The next day, Jon’s father made it a point to connect with Miss Interpretation. He knocked on her door, and the woman that answered the door was a familiar face to Jon’s father. And she remembered him from when he worked at the high school. It was Miss Perspective! She had gotten remarried and she was now Miss Interpretation. Jon’s father explained everything about Jon and his disorders and his opinions about how the school handled things. She told Jon’s father she was an expert on Tourette’s and ADHD, and she had many patients involving children like Jon. Miss Interpretation proudly exclaimed she was going to help Jon. Jon’s father wanted his classes to be educated on Tourette’s Syndrome so the other children would understand Jon better. She became very excited, and vowed to do one better: she was going to help Jon learn how to do that himself. Jon’s father quickly called Jon’s mother and told her all about Miss Interpretation. He was beaming with hope and thought this was exactly what Jon needed! While Jon’s father was talking on the phone with Jon’s mother, Miss Interpretation came into the room, and she spoke with Jon’s mother. They spoke for a while, and in front of Jon’s father, she told her that she wanted to schedule a meeting as soon as school started to clear the air on what happened previously at that charter school in the County of Kent, and start fresh. This was the blessing Jon’s father had been praying for and this was the type of person Jon desperately needed.
“Cause I will be your force, and I will be your right, and I will watch over you like a satellite.” Collective Soul
Important note from Jon’s loving father: Sometimes a story writes itself, and sometimes a story becomes a story. Jon’s story has been read by A LOT of people. It has touched people, and touched other’s nerves. People who know me have reached out to me because they have gone through something so similar. Teachers have written me about how it has taught them something. I look in the comments, and I see teachers who still wonder what their functions are with this process.
When I set out to write Jon’s story, it wasn’t to lambaste his school. It was to show what happens, everyday, in schools across America. If stories like this aren’t told, no one will know. IDEA is confusing enough, but to add in something like Tourette’s Syndrome can make it even tougher. I would implore all of you to wait for a final judgement until the story is done. It’s almost over, only a few chapters left. The remaining parts have some very rough times. They are the heart of the story in my opinion. The ending is not what you expect, even those who think they know the whole story.

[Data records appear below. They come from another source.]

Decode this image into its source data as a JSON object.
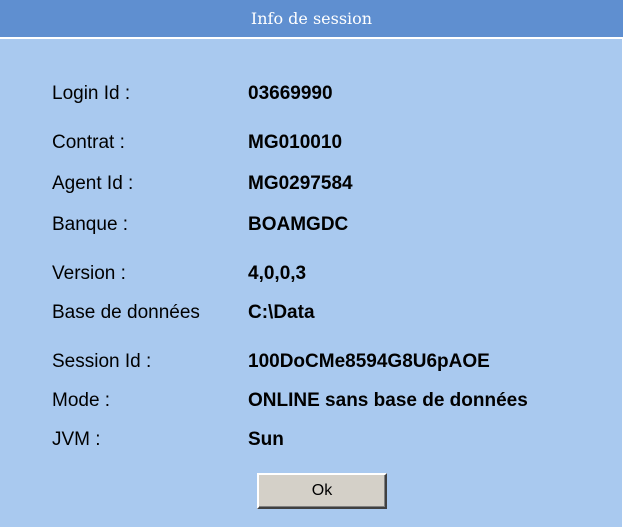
{
  "dialog": {
    "title": "Info de session"
  },
  "fields": [
    {
      "label": "Login Id :",
      "value": "03669990"
    },
    {
      "label": "Contrat :",
      "value": "MG010010"
    },
    {
      "label": "Agent Id :",
      "value": "MG0297584"
    },
    {
      "label": "Banque :",
      "value": "BOAMGDC"
    },
    {
      "label": "Version :",
      "value": "4,0,0,3"
    },
    {
      "label": "Base de données",
      "value": "C:\\Data"
    },
    {
      "label": "Session Id :",
      "value": "100DoCMe8594G8U6pAOE"
    },
    {
      "label": "Mode :",
      "value": "ONLINE sans base de données"
    },
    {
      "label": "JVM :",
      "value": "Sun"
    }
  ],
  "buttons": {
    "ok_label": "Ok"
  },
  "colors": {
    "titlebar": "#5f8fd0",
    "background": "#a9c9ef",
    "button": "#d4d0c8"
  }
}
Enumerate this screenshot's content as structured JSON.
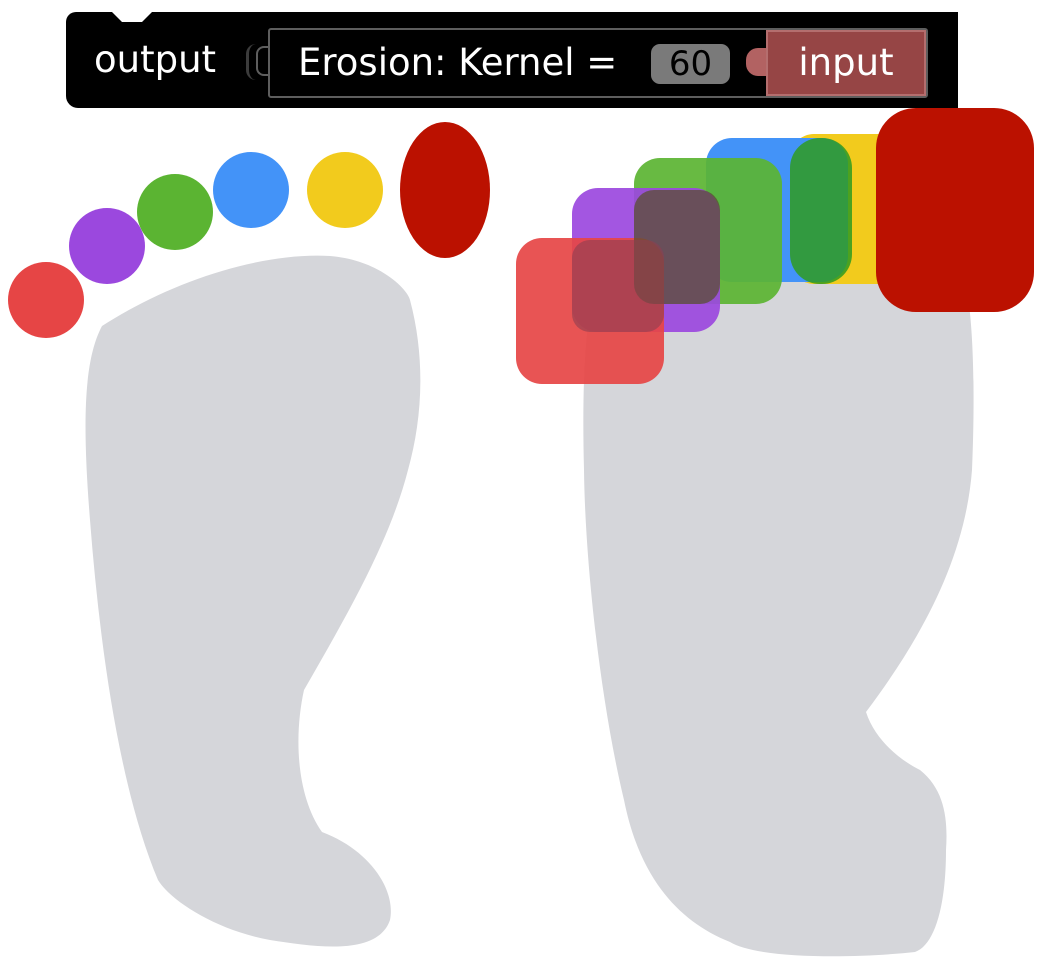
{
  "block": {
    "output_label": "output",
    "operation_label": "Erosion: Kernel =",
    "kernel_value": "60",
    "input_label": "input"
  },
  "colors": {
    "foot": "#d5d6da",
    "red": "#e64545",
    "purple": "#9b48de",
    "green": "#5bb432",
    "blue": "#4393f8",
    "yellow": "#f2cb1d",
    "dark_red": "#bb1100",
    "block_bg": "#000000",
    "input_block": "#964545"
  },
  "images": {
    "left": "original-footprint-icon",
    "right": "eroded-footprint-icon"
  }
}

Nobody knows it, not Kilroy, not the school, not even my wife! You could try to guess, but you won’t know…until the end!
I firmly believe things will happen from this story. It has already conjured up a great deal of debate in this state. My hope is that it will benefit everyone. Cause the way it’s been going, it just doesn’t work. Yesterday I went to a seminar on special needs children and it spotlighted IDEA and 504. There were so many parents there who didn’t know the first thing about the process. There were educators, special ed people, and even a Senator. Everyone there had a vested interest in helping out the one thing that this story is all about…our children. Writing this story has changed me. I have much different thoughts than I did at the beginning, and that’s a good thing.